History is changing overnight, it seems, for many old downtown Des Moines buildings.
Developers are transforming decades-old warehouses, office buildings and other structures into nearly 500 apartment units, some of which will open this summer and fall.
The activity appears to be happening at once, but it has taken years for owners to undertake the expensive, exacting process of renovating the buildings while preserving historical accuracy.
Architect Kirk Blunck has owned the Crane plumbing building since 2000. Developer Jack Hatch bought Wellsport Portwell Flats 15 years ago.
Hubbell Realty has owned the land under the Rocket Transfer warehouse since before it was built 112 years ago.

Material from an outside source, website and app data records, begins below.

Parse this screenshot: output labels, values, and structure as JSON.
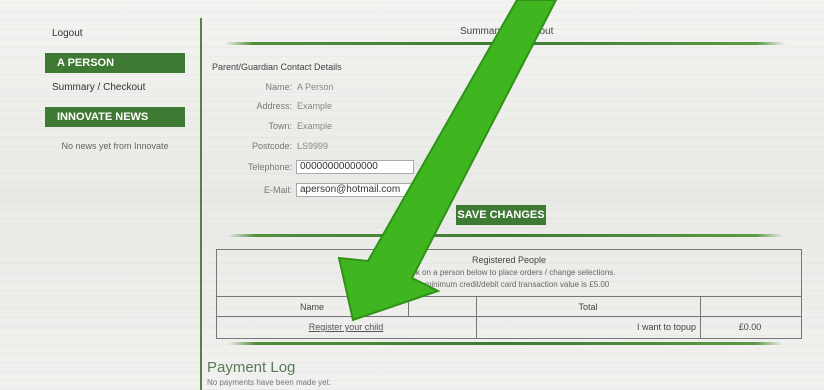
{
  "sidebar": {
    "logout": "Logout",
    "person_heading": "A PERSON",
    "summary_link": "Summary / Checkout",
    "news_heading": "INNOVATE NEWS",
    "news_text": "No news yet from Innovate"
  },
  "main": {
    "page_title": "Summary / Checkout",
    "contact_heading": "Parent/Guardian Contact Details",
    "fields": {
      "name_label": "Name:",
      "name_value": "A Person",
      "address_label": "Address:",
      "address_value": "Example",
      "town_label": "Town:",
      "town_value": "Example",
      "postcode_label": "Postcode:",
      "postcode_value": "LS9999",
      "telephone_label": "Telephone:",
      "telephone_value": "00000000000000",
      "email_label": "E-Mail:",
      "email_value": "aperson@hotmail.com"
    },
    "save_button": "SAVE CHANGES",
    "registered": {
      "title": "Registered People",
      "note1": "Click on a person below to place orders / change selections.",
      "note2": "The minimum credit/debit card transaction value is £5.00",
      "col_name": "Name",
      "col_total": "Total",
      "register_link": "Register your child",
      "topup_label": "I want to topup",
      "topup_amount": "£0.00"
    },
    "payment_log": {
      "title": "Payment Log",
      "text": "No payments have been made yet."
    }
  },
  "colors": {
    "brand_green": "#3f7a34",
    "arrow_green": "#3fb51f"
  }
}
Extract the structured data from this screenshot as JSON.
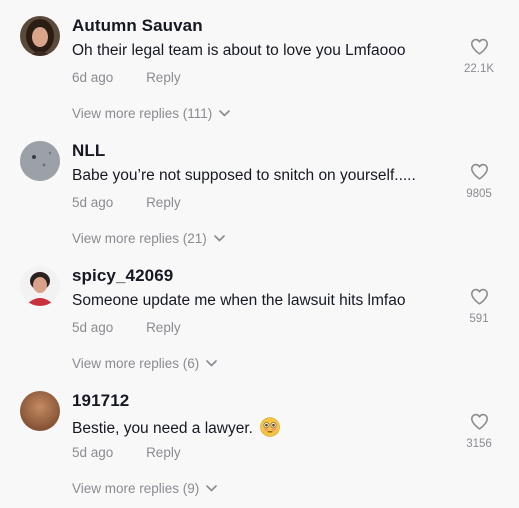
{
  "comments": [
    {
      "username": "Autumn Sauvan",
      "text": "Oh their legal team is about to love you Lmfaooo",
      "emoji": "",
      "time": "6d ago",
      "reply_label": "Reply",
      "likes": "22.1K",
      "view_more": "View more replies (111)",
      "avatar_colors": {
        "bg": "#5a4a3a",
        "face": "#d9a58a",
        "hair": "#2a1d14"
      }
    },
    {
      "username": "NLL",
      "text": "Babe you’re not supposed to snitch on yourself.....",
      "emoji": "",
      "time": "5d ago",
      "reply_label": "Reply",
      "likes": "9805",
      "view_more": "View more replies (21)",
      "avatar_colors": {
        "bg": "#8e949c",
        "face": "#a9adb3",
        "hair": "#6e747b"
      }
    },
    {
      "username": "spicy_42069",
      "text": "Someone update me when the lawsuit hits lmfao",
      "emoji": "",
      "time": "5d ago",
      "reply_label": "Reply",
      "likes": "591",
      "view_more": "View more replies (6)",
      "avatar_colors": {
        "bg": "#f2f2f2",
        "face": "#d9a08a",
        "hair": "#2b2220",
        "shirt": "#c8323c"
      }
    },
    {
      "username": "191712",
      "text": "Bestie, you need a lawyer.",
      "emoji": "flushed-face-emoji",
      "time": "5d ago",
      "reply_label": "Reply",
      "likes": "3156",
      "view_more": "View more replies (9)",
      "avatar_colors": {
        "bg": "#8a5a3a",
        "face": "#b97a55",
        "hair": "#6b4028"
      }
    }
  ],
  "colors": {
    "background": "#f8f8f8",
    "primary_text": "#161823",
    "secondary_text": "#8a8b91"
  },
  "icons": {
    "like": "heart-outline-icon",
    "expand": "chevron-down-icon"
  }
}
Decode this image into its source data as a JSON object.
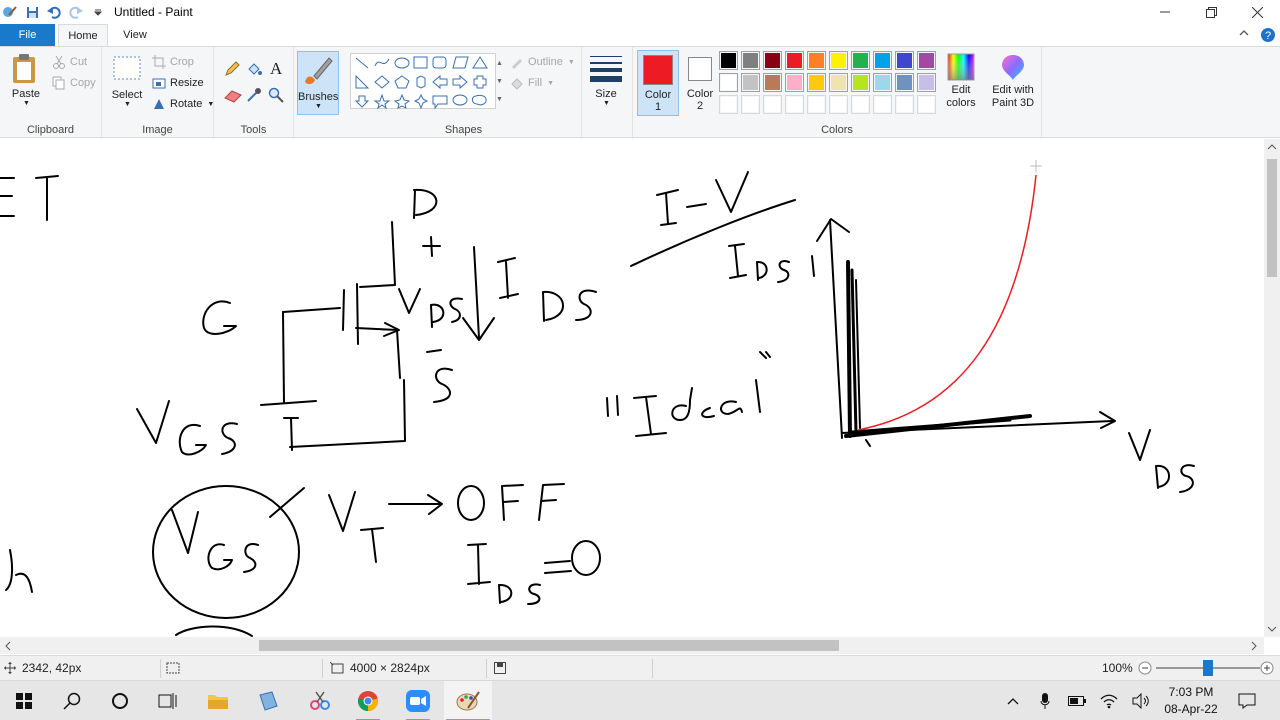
{
  "window": {
    "title": "Untitled - Paint"
  },
  "tabs": [
    {
      "label": "File"
    },
    {
      "label": "Home"
    },
    {
      "label": "View"
    }
  ],
  "ribbon": {
    "clipboard": {
      "label": "Clipboard",
      "paste": "Paste",
      "cut": "Cut",
      "copy": "Copy"
    },
    "image": {
      "label": "Image",
      "select": "Select",
      "crop": "Crop",
      "resize": "Resize",
      "rotate": "Rotate"
    },
    "tools": {
      "label": "Tools"
    },
    "brushes": {
      "label": "Brushes"
    },
    "shapes": {
      "label": "Shapes",
      "outline": "Outline",
      "fill": "Fill"
    },
    "size": {
      "label": "Size"
    },
    "colors": {
      "label": "Colors",
      "color1": {
        "label": "Color",
        "num": "1",
        "value": "#ed1c24"
      },
      "color2": {
        "label": "Color",
        "num": "2",
        "value": "#ffffff"
      },
      "palette_row1": [
        "#000000",
        "#7f7f7f",
        "#880015",
        "#ed1c24",
        "#ff7f27",
        "#fff200",
        "#22b14c",
        "#00a2e8",
        "#3f48cc",
        "#a349a4"
      ],
      "palette_row2": [
        "#ffffff",
        "#c3c3c3",
        "#b97a57",
        "#ffaec9",
        "#ffc90e",
        "#efe4b0",
        "#b5e61d",
        "#99d9ea",
        "#7092be",
        "#c8bfe7"
      ],
      "edit_colors": "Edit colors"
    },
    "paint3d": {
      "label": "Edit with Paint 3D"
    }
  },
  "status": {
    "cursor_pos": "2342, 42px",
    "selection_size": "",
    "image_size": "4000 × 2824px",
    "zoom": "100%",
    "zoom_level": 0.5
  },
  "taskbar": {
    "time": "7:03 PM",
    "date": "08-Apr-22"
  }
}
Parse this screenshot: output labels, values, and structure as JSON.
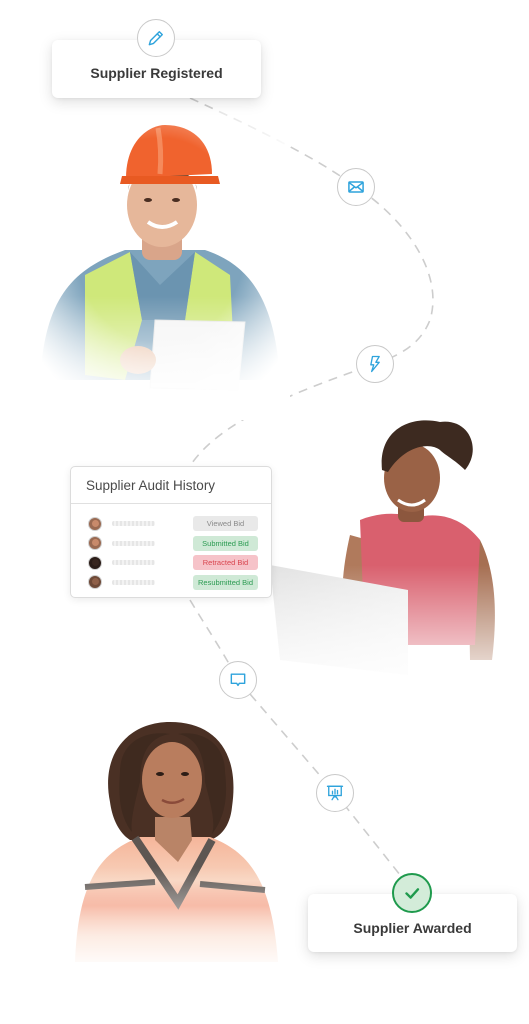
{
  "flow": {
    "start_step": {
      "label": "Supplier Registered",
      "icon": "pencil-icon"
    },
    "end_step": {
      "label": "Supplier Awarded",
      "icon": "check-circle-icon"
    },
    "connector_icons": [
      "mail-icon",
      "lightning-bolt-icon",
      "chat-bubble-icon",
      "presentation-chart-icon"
    ]
  },
  "audit_card": {
    "title": "Supplier Audit History",
    "rows": [
      {
        "avatar": "avatar-man-beard",
        "status": "Viewed Bid",
        "status_color": "#8a8a8a",
        "badge_bg": "#e9e9e9"
      },
      {
        "avatar": "avatar-man-beard",
        "status": "Submitted Bid",
        "status_color": "#2c9b52",
        "badge_bg": "#cfe9d6"
      },
      {
        "avatar": "avatar-woman-dark-hair",
        "status": "Retracted Bid",
        "status_color": "#d9454f",
        "badge_bg": "#f6c3c9"
      },
      {
        "avatar": "avatar-man-short-hair",
        "status": "Resubmitted Bid",
        "status_color": "#2c9b52",
        "badge_bg": "#cfe9d6"
      }
    ]
  },
  "people": [
    {
      "name": "construction-worker-with-tablet"
    },
    {
      "name": "woman-with-laptop"
    },
    {
      "name": "woman-portrait"
    }
  ],
  "colors": {
    "icon_accent": "#2ea3dc",
    "success": "#1f9a4d",
    "connector": "#c8c8c8"
  }
}
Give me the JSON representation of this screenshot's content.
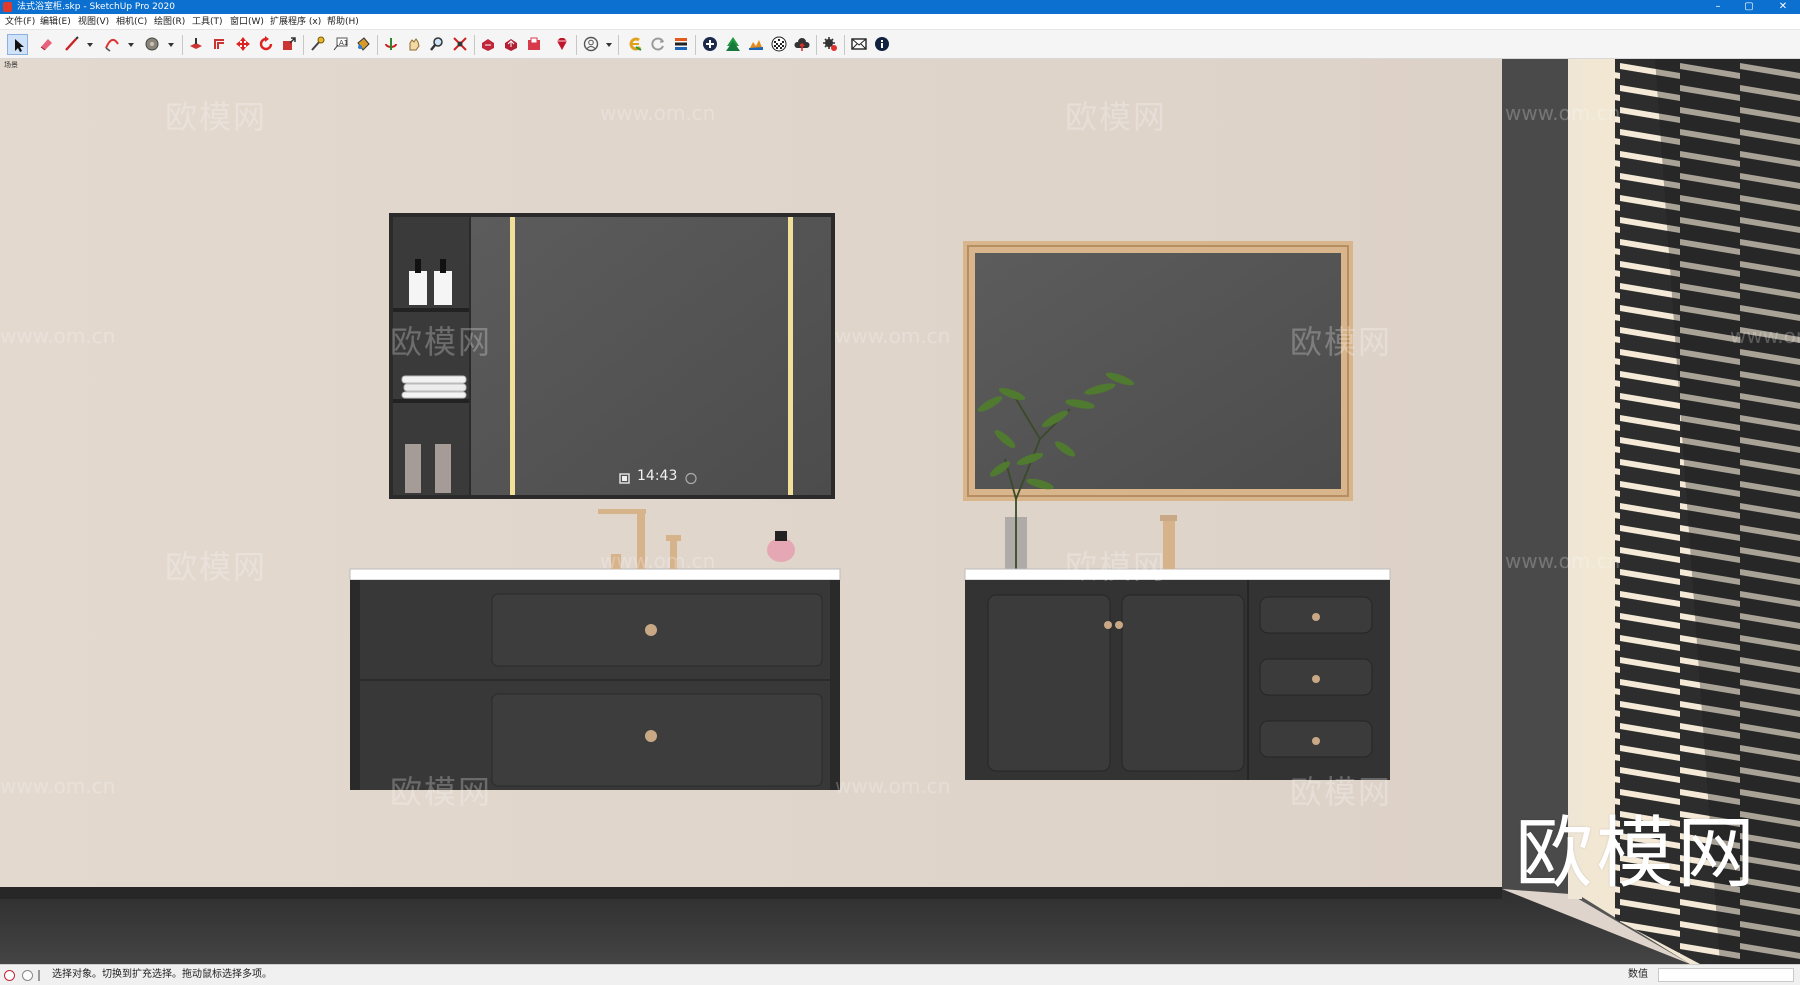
{
  "window": {
    "title": "法式浴室柜.skp - SketchUp Pro 2020",
    "controls": {
      "minimize": "–",
      "maximize": "▢",
      "close": "✕"
    }
  },
  "menu": [
    "文件(F)",
    "编辑(E)",
    "视图(V)",
    "相机(C)",
    "绘图(R)",
    "工具(T)",
    "窗口(W)",
    "扩展程序 (x)",
    "帮助(H)"
  ],
  "toolbar": {
    "tools": [
      {
        "name": "select-tool-icon",
        "selected": true
      },
      {
        "name": "eraser-tool-icon"
      },
      {
        "name": "line-tool-icon",
        "dropdown": true
      },
      {
        "name": "arc-tool-icon",
        "dropdown": true
      },
      {
        "name": "shapes-tool-icon",
        "dropdown": true
      },
      {
        "name": "push-pull-tool-icon"
      },
      {
        "name": "offset-tool-icon"
      },
      {
        "name": "move-tool-icon"
      },
      {
        "name": "rotate-tool-icon"
      },
      {
        "name": "scale-tool-icon"
      },
      {
        "name": "tape-measure-tool-icon"
      },
      {
        "name": "text-tool-icon"
      },
      {
        "name": "paint-bucket-tool-icon"
      },
      {
        "name": "orbit-tool-icon"
      },
      {
        "name": "pan-tool-icon"
      },
      {
        "name": "zoom-tool-icon"
      },
      {
        "name": "zoom-extents-tool-icon"
      },
      {
        "name": "warehouse-icon"
      },
      {
        "name": "share-model-icon"
      },
      {
        "name": "extension-warehouse-icon"
      },
      {
        "name": "ruby-console-icon"
      },
      {
        "name": "user-account-icon",
        "dropdown": true
      },
      {
        "name": "plugin-e-icon"
      },
      {
        "name": "refresh-icon"
      },
      {
        "name": "layers-stack-icon"
      },
      {
        "name": "add-circle-icon"
      },
      {
        "name": "tree-icon"
      },
      {
        "name": "terrain-icon"
      },
      {
        "name": "checker-sphere-icon"
      },
      {
        "name": "cloud-upload-icon"
      },
      {
        "name": "settings-icon"
      },
      {
        "name": "mail-icon"
      },
      {
        "name": "info-icon"
      }
    ]
  },
  "viewport": {
    "scene_label": "场景",
    "clock": "14:43",
    "watermarks": [
      "欧模网",
      "www.om.cn"
    ],
    "big_watermark": "欧模网"
  },
  "status": {
    "message": "选择对象。切换到扩充选择。拖动鼠标选择多项。",
    "measurements_label": "数值",
    "measurements_value": ""
  },
  "colors": {
    "titlebar": "#0b70d0",
    "wall": "#dfd4cb",
    "cabinet": "#3b3b3b",
    "gold": "#d7b38c",
    "floor": "#3d3d3d"
  }
}
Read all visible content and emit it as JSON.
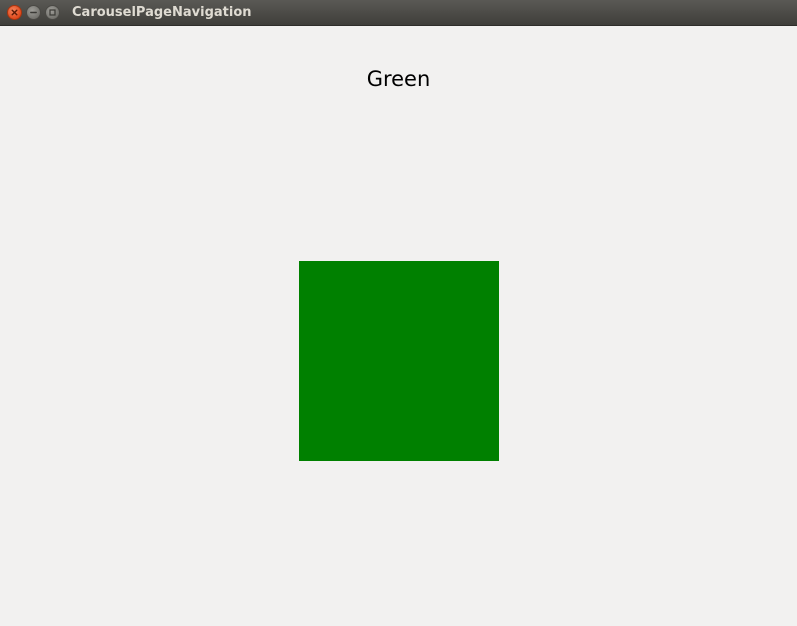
{
  "window": {
    "title": "CarouselPageNavigation"
  },
  "page": {
    "title": "Green",
    "box_color": "#008000"
  },
  "icons": {
    "close": "close-icon",
    "minimize": "minimize-icon",
    "maximize": "maximize-icon"
  }
}
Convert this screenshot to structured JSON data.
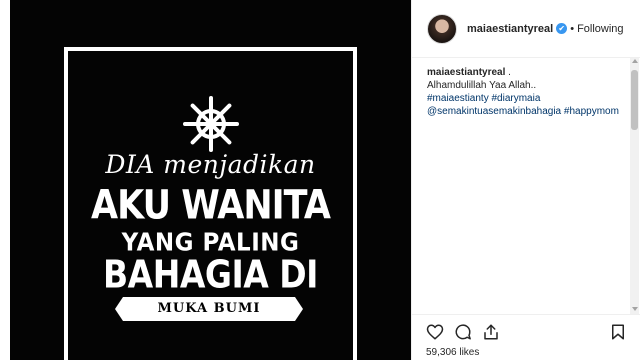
{
  "post": {
    "image_text": {
      "line1": "DIA menjadikan",
      "line2": "AKU WANITA",
      "line3": "YANG PALING",
      "line4": "BAHAGIA DI",
      "banner": "MUKA BUMI"
    }
  },
  "header": {
    "username": "maiaestiantyreal",
    "verified_glyph": "✔",
    "separator": "•",
    "follow_status": "Following"
  },
  "caption": {
    "username": "maiaestiantyreal",
    "suffix": ".",
    "text": "Alhamdulillah Yaa Allah..",
    "tags_line1": "#maiaestianty #diarymaia",
    "tags_line2": "@semakintuasemakinbahagia #happymom"
  },
  "footer": {
    "likes": "59,306 likes"
  },
  "icons": [
    "helm-icon",
    "verified-icon",
    "heart-icon",
    "comment-icon",
    "share-icon",
    "bookmark-icon"
  ],
  "colors": {
    "link": "#003569",
    "verified": "#3897f0",
    "text": "#262626"
  }
}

All three properties are being renovated, pushed by two forces: Developer Jack Hatch and architect Kirk Blunck.
Twin sisters’ returning to former glory
The “twin sisters” had lived a hard 95 years when Jack Hatch and Sonja Roberts bought the Wellsport Portwell Flats in 1997.
The three-story renaissance classic buildings’ grand, 18-foot-high columns and porticos had fallen long before. The drafty apartments were plagued with sewer problems, roaches and drug-abusing tenants. Their past included a murder-suicide in 1993, among other crimes.
Evictions and repairs went only so far.
“We improved it, but not enough to ask for more rent,” Hatch said.
The couple contemplated selling the buildings. But about four years ago they decided to seek historic tax credits to restore the former beauties, nicknamed the “twin sisters” for their identical layouts.
“We knew we couldn’t do it without tax credits,” Hatch said. Nearly 54 percent of the $1.94 million construction cost has been financed through state and federal historic tax credits, according to documents Hatch provided. But it’s hardly easy money.
To get the federal tax credits, developers must pass rigorous National Park Service guidelines. Hatch’s team worked for months to get approval for its plan to restore the buildings’ windows, all of which had ropes and weights. In the end,they rebuilt almost all of the original 120 windows; only about nine or 10 had to be replaced, Hatch said. “Anything you do wrong can jeopardize the entire project,” he said. Workers are restoring the quartersawn oak flooring and doors, milling framework to original specifications and returning the units to their original size. (Hatch has the original plans from legendary Proudfoot and Bird Architects.) Des Moines contractor Pacesetter is doing the work. If all goes as planned, the Wellsport (the building facing Woodland) will open Aug. 1, and the Portwell on Sept. 15. Hatch plans to rent the 1,200-square-foot, two-bedroom units for $1,400 to $1,600 per month. Before renovation, rents were $500 for a one bedroom and $700 for a two bedroom. Sherman Hill suffered after Interstate 235 displaced neighbors to the north in the late 1960s, and crime soared. Landlords cut up grand old buildings. Their once-spacious 13 apartments — with maid’s quarters — were divided into 20 cramped units. Hatch moved into the neighborhood in 1980 and has played a role in its renaissance. His company built the Woodland Avenue Brickstones in 2003, one of the first apartments built downtown in a decade. “We don’t just do this to make money, we do this to make a contribution to the neighborhood,” he said.